▸ **Given records**
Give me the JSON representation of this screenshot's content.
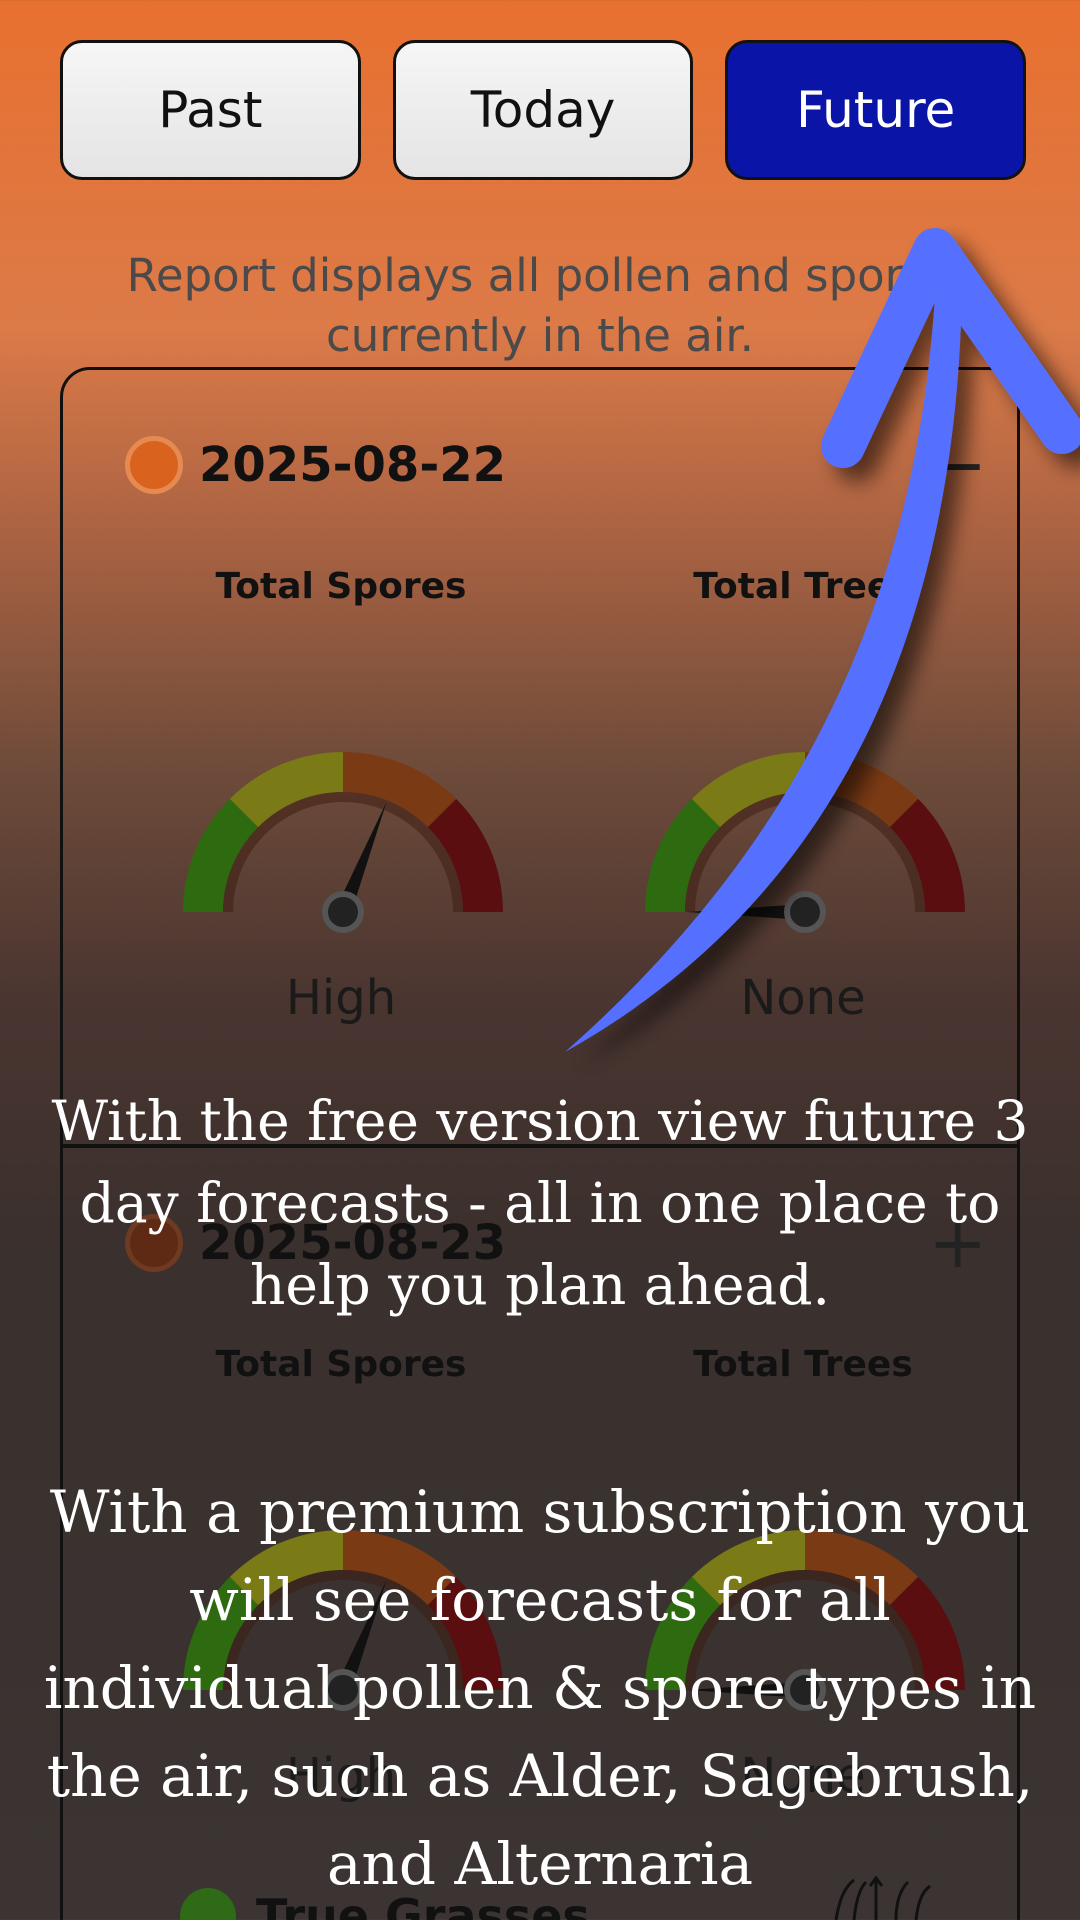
{
  "tabs": [
    {
      "label": "Past",
      "active": false
    },
    {
      "label": "Today",
      "active": false
    },
    {
      "label": "Future",
      "active": true
    }
  ],
  "subtitle": "Report displays all pollen and spores currently in the air.",
  "cards": [
    {
      "date": "2025-08-22",
      "toggle": "−",
      "metrics": [
        {
          "label": "Total Spores",
          "value": "High",
          "level": 0.62
        },
        {
          "label": "Total Trees",
          "value": "None",
          "level": 0.0
        }
      ]
    },
    {
      "date": "2025-08-23",
      "toggle": "+",
      "metrics": [
        {
          "label": "Total Spores",
          "value": "High",
          "level": 0.62
        },
        {
          "label": "Total Trees",
          "value": "None",
          "level": 0.0
        }
      ]
    }
  ],
  "next_item": {
    "label": "True Grasses"
  },
  "overlay": {
    "free_text": "With the free version view  future 3 day forecasts - all in one place to help you plan ahead.",
    "premium_text": "With a premium subscription you will see forecasts for all individual pollen & spore types in the air, such as Alder, Sagebrush, and Alternaria"
  },
  "colors": {
    "active_tab": "#0a14a6",
    "arrow": "#5570ff",
    "gauge_green": "#2e6a10",
    "gauge_yellow": "#7a7a16",
    "gauge_orange": "#7a3a14",
    "gauge_red": "#5a0e10"
  }
}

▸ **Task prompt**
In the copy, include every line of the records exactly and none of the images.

▸ **Answer space**
Give me the JSON representation of this screenshot's content.
{
  "tabs": [
    {
      "label": "Past",
      "active": false
    },
    {
      "label": "Today",
      "active": false
    },
    {
      "label": "Future",
      "active": true
    }
  ],
  "subtitle": "Report displays all pollen and spores currently in the air.",
  "cards": [
    {
      "date": "2025-08-22",
      "toggle": "−",
      "metrics": [
        {
          "label": "Total Spores",
          "value": "High",
          "level": 0.62
        },
        {
          "label": "Total Trees",
          "value": "None",
          "level": 0.0
        }
      ]
    },
    {
      "date": "2025-08-23",
      "toggle": "+",
      "metrics": [
        {
          "label": "Total Spores",
          "value": "High",
          "level": 0.62
        },
        {
          "label": "Total Trees",
          "value": "None",
          "level": 0.0
        }
      ]
    }
  ],
  "next_item": {
    "label": "True Grasses"
  },
  "overlay": {
    "free_text": "With the free version view  future 3 day forecasts - all in one place to help you plan ahead.",
    "premium_text": "With a premium subscription you will see forecasts for all individual pollen & spore types in the air, such as Alder, Sagebrush, and Alternaria"
  },
  "colors": {
    "active_tab": "#0a14a6",
    "arrow": "#5570ff",
    "gauge_green": "#2e6a10",
    "gauge_yellow": "#7a7a16",
    "gauge_orange": "#7a3a14",
    "gauge_red": "#5a0e10"
  }
}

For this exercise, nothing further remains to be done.